==== Data supplied

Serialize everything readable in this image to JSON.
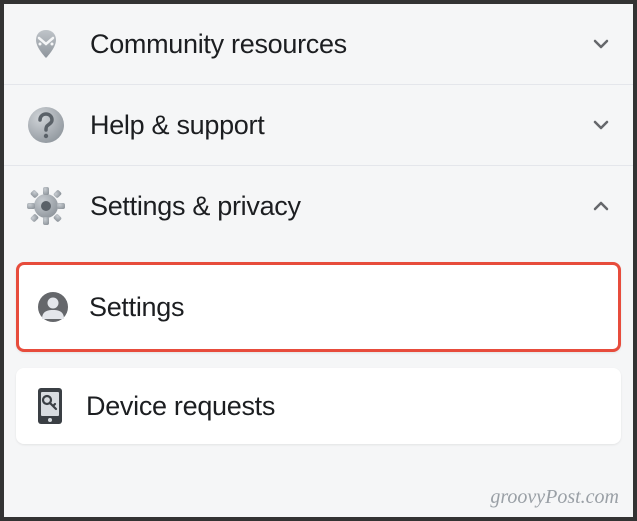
{
  "menu": [
    {
      "id": "community-resources",
      "label": "Community resources",
      "expanded": false,
      "icon": "handshake-icon"
    },
    {
      "id": "help-support",
      "label": "Help & support",
      "expanded": false,
      "icon": "question-icon"
    },
    {
      "id": "settings-privacy",
      "label": "Settings & privacy",
      "expanded": true,
      "icon": "gear-icon"
    }
  ],
  "submenu": [
    {
      "id": "settings",
      "label": "Settings",
      "icon": "person-icon",
      "highlighted": true
    },
    {
      "id": "device-requests",
      "label": "Device requests",
      "icon": "device-key-icon",
      "highlighted": false
    }
  ],
  "watermark": "groovyPost.com"
}
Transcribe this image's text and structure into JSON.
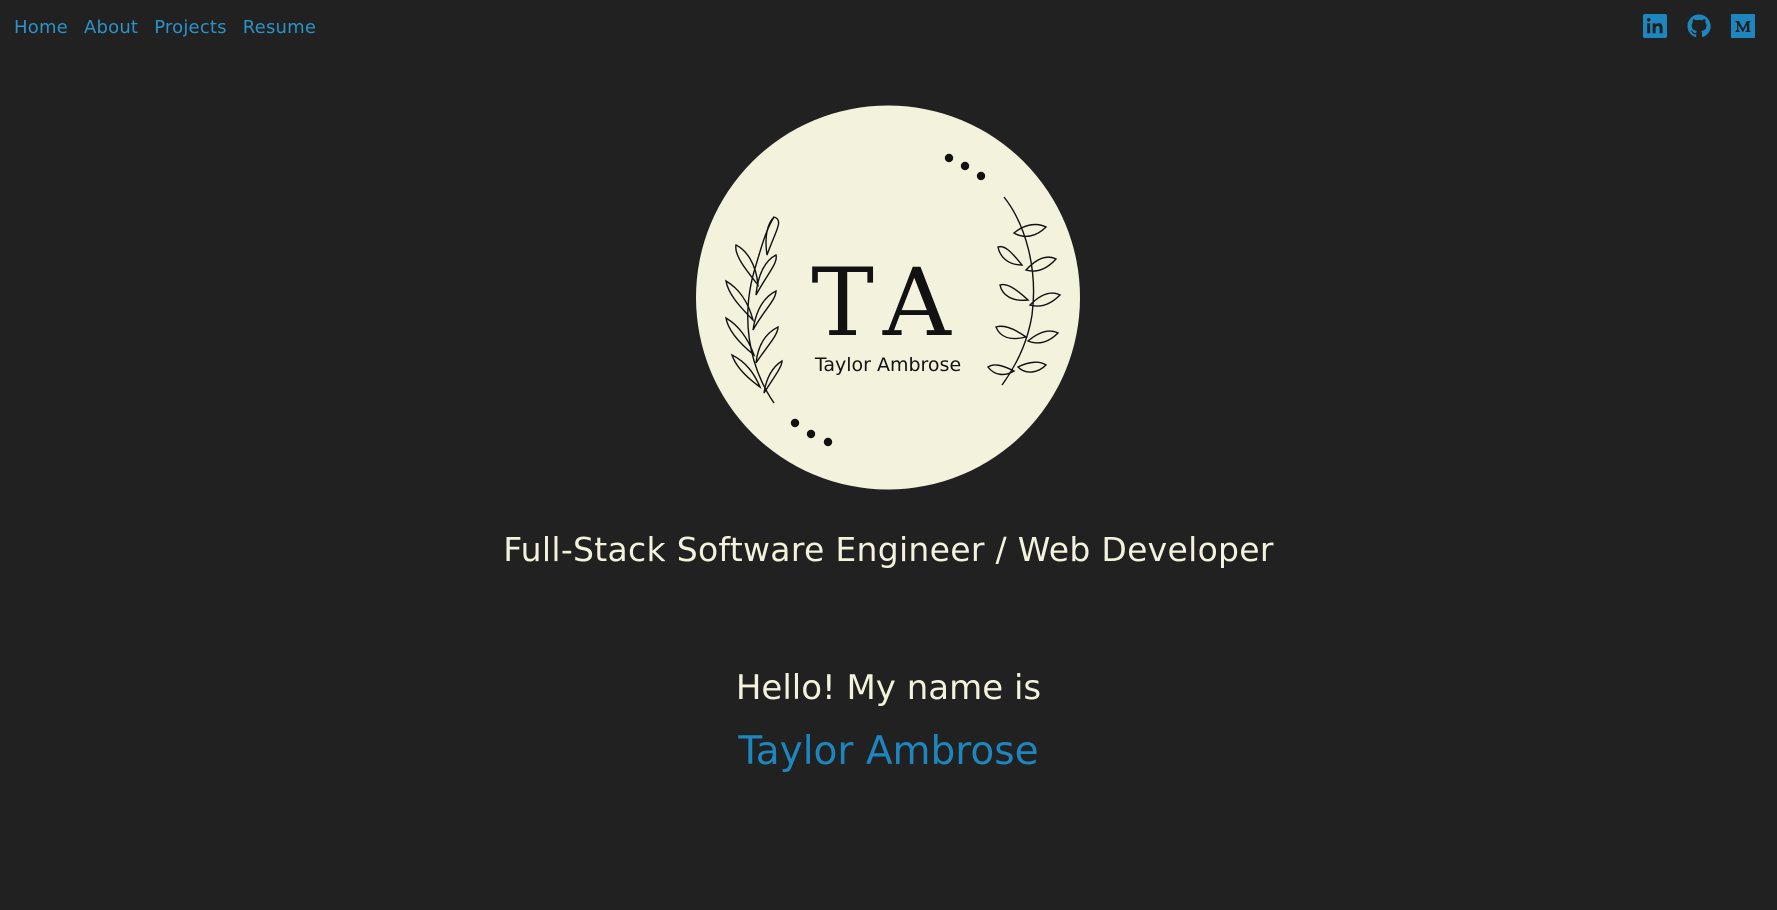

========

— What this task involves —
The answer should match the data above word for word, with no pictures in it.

— Response area —
Serialize everything readable in this image to JSON.
{
  "menu": [
    {
      "id": "community-resources",
      "label": "Community resources",
      "expanded": false,
      "icon": "handshake-icon"
    },
    {
      "id": "help-support",
      "label": "Help & support",
      "expanded": false,
      "icon": "question-icon"
    },
    {
      "id": "settings-privacy",
      "label": "Settings & privacy",
      "expanded": true,
      "icon": "gear-icon"
    }
  ],
  "submenu": [
    {
      "id": "settings",
      "label": "Settings",
      "icon": "person-icon",
      "highlighted": true
    },
    {
      "id": "device-requests",
      "label": "Device requests",
      "icon": "device-key-icon",
      "highlighted": false
    }
  ],
  "watermark": "groovyPost.com"
}
Transcribe this image's text and structure into JSON.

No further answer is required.